* Work order:
All entries should be output exactly as they stand.

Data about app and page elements
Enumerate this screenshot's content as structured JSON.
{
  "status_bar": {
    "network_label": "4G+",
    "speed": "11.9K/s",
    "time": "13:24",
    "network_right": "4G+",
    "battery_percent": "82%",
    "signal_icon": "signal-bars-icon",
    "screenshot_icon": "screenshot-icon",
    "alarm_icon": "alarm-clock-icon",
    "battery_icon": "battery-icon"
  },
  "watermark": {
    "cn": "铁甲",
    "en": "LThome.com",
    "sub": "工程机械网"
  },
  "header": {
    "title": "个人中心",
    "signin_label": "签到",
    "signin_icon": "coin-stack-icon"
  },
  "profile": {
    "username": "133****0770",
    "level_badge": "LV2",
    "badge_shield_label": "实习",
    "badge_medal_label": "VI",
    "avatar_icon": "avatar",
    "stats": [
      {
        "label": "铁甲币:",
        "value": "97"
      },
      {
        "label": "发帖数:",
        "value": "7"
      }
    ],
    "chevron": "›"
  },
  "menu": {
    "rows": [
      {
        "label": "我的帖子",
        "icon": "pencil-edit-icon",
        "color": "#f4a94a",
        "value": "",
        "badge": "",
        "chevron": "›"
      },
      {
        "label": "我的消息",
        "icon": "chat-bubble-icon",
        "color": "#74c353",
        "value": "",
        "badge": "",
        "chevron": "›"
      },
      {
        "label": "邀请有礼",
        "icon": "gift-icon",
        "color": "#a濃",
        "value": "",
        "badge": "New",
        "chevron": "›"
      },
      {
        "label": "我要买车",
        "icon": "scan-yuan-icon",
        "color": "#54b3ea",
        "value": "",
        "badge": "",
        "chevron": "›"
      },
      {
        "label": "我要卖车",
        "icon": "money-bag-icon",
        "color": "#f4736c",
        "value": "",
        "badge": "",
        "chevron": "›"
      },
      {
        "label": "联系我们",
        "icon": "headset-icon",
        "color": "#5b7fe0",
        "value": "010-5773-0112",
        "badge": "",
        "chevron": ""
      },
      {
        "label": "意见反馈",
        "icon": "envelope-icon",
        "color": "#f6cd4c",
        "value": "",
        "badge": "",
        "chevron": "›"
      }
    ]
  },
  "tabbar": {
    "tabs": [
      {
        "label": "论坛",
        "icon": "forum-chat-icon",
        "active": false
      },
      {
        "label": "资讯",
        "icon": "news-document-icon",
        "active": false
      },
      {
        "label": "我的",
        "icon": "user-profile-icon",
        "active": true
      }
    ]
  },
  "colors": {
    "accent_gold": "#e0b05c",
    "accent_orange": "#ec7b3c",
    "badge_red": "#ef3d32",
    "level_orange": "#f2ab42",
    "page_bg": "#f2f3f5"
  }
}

* Exercise solution:
Enumerate this screenshot's content as structured JSON.
{
  "status_bar": {
    "network_label": "4G+",
    "speed": "11.9K/s",
    "time": "13:24",
    "network_right": "4G+",
    "battery_percent": "82%",
    "signal_icon": "signal-bars-icon",
    "screenshot_icon": "screenshot-icon",
    "alarm_icon": "alarm-clock-icon",
    "battery_icon": "battery-icon"
  },
  "watermark": {
    "cn": "铁甲",
    "en": "LThome.com",
    "sub": "工程机械网"
  },
  "header": {
    "title": "个人中心",
    "signin_label": "签到",
    "signin_icon": "coin-stack-icon"
  },
  "profile": {
    "username": "133****0770",
    "level_badge": "LV2",
    "badge_shield_label": "实习",
    "badge_medal_label": "VI",
    "avatar_icon": "avatar",
    "stats": [
      {
        "label": "铁甲币:",
        "value": "97"
      },
      {
        "label": "发帖数:",
        "value": "7"
      }
    ],
    "chevron": "›"
  },
  "menu": {
    "rows": [
      {
        "label": "我的帖子",
        "icon": "pencil-edit-icon",
        "color": "#f4a94a",
        "value": "",
        "badge": "",
        "chevron": "›"
      },
      {
        "label": "我的消息",
        "icon": "chat-bubble-icon",
        "color": "#74c353",
        "value": "",
        "badge": "",
        "chevron": "›"
      },
      {
        "label": "邀请有礼",
        "icon": "gift-icon",
        "color": "#a濃",
        "value": "",
        "badge": "New",
        "chevron": "›"
      },
      {
        "label": "我要买车",
        "icon": "scan-yuan-icon",
        "color": "#54b3ea",
        "value": "",
        "badge": "",
        "chevron": "›"
      },
      {
        "label": "我要卖车",
        "icon": "money-bag-icon",
        "color": "#f4736c",
        "value": "",
        "badge": "",
        "chevron": "›"
      },
      {
        "label": "联系我们",
        "icon": "headset-icon",
        "color": "#5b7fe0",
        "value": "010-5773-0112",
        "badge": "",
        "chevron": ""
      },
      {
        "label": "意见反馈",
        "icon": "envelope-icon",
        "color": "#f6cd4c",
        "value": "",
        "badge": "",
        "chevron": "›"
      }
    ]
  },
  "tabbar": {
    "tabs": [
      {
        "label": "论坛",
        "icon": "forum-chat-icon",
        "active": false
      },
      {
        "label": "资讯",
        "icon": "news-document-icon",
        "active": false
      },
      {
        "label": "我的",
        "icon": "user-profile-icon",
        "active": true
      }
    ]
  },
  "colors": {
    "accent_gold": "#e0b05c",
    "accent_orange": "#ec7b3c",
    "badge_red": "#ef3d32",
    "level_orange": "#f2ab42",
    "page_bg": "#f2f3f5"
  }
}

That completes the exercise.